Interface dataset entries:

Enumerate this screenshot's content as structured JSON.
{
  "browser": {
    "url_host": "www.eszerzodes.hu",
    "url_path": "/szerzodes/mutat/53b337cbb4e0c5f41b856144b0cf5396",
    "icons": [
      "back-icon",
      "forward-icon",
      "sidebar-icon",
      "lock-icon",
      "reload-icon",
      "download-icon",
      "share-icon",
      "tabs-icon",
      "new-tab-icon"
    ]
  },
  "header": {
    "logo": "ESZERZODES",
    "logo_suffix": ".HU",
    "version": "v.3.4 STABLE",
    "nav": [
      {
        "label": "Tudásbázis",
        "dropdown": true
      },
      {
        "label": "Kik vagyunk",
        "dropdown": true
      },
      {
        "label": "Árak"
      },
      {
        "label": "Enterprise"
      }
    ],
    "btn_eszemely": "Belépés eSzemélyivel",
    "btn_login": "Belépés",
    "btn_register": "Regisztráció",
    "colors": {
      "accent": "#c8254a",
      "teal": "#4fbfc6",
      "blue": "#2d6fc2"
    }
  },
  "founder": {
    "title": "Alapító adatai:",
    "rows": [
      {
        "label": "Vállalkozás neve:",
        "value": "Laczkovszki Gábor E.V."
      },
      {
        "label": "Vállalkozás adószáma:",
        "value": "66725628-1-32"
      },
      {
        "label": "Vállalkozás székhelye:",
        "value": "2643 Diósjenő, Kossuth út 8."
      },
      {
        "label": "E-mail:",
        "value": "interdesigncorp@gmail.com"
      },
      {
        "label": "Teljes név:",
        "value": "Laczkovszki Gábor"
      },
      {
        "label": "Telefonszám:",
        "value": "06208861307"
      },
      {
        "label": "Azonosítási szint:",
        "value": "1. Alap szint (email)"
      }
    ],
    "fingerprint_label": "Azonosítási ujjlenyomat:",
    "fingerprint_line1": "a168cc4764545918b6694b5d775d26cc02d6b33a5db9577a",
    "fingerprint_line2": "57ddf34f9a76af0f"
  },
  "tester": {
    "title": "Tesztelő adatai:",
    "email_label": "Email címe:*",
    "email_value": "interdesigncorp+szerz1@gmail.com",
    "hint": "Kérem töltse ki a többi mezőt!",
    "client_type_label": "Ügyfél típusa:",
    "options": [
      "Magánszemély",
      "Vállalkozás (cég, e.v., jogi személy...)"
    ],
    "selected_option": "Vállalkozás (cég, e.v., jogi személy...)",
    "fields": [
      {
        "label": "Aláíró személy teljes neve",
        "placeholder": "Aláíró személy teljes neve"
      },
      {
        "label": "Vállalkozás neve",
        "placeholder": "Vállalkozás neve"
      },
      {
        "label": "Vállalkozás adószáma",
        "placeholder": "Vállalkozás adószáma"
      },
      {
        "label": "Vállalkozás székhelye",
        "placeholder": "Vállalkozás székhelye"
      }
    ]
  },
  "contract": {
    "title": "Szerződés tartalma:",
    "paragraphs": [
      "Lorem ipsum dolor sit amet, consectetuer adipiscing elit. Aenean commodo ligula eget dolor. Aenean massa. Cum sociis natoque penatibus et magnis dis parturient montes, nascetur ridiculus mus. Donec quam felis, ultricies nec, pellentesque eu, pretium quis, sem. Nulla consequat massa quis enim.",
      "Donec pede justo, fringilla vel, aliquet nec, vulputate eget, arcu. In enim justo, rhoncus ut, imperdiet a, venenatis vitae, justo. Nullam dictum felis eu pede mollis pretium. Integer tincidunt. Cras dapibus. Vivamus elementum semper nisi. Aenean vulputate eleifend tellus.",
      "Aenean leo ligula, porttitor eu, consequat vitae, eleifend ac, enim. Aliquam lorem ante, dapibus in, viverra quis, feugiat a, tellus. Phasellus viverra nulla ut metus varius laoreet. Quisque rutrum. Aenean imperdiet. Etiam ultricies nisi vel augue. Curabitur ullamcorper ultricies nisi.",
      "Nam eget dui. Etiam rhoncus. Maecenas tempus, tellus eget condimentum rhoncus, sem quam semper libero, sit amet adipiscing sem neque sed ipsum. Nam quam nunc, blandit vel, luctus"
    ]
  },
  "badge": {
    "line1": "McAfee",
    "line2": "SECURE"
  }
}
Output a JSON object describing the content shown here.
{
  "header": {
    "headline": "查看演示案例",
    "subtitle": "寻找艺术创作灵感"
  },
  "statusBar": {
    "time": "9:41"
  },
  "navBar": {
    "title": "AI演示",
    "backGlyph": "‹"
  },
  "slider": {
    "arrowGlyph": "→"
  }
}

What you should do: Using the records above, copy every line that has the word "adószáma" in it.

Solution:
        "label": "Vállalkozás adószáma:",
        "label": "Vállalkozás adószáma",
        "placeholder": "Vállalkozás adószáma"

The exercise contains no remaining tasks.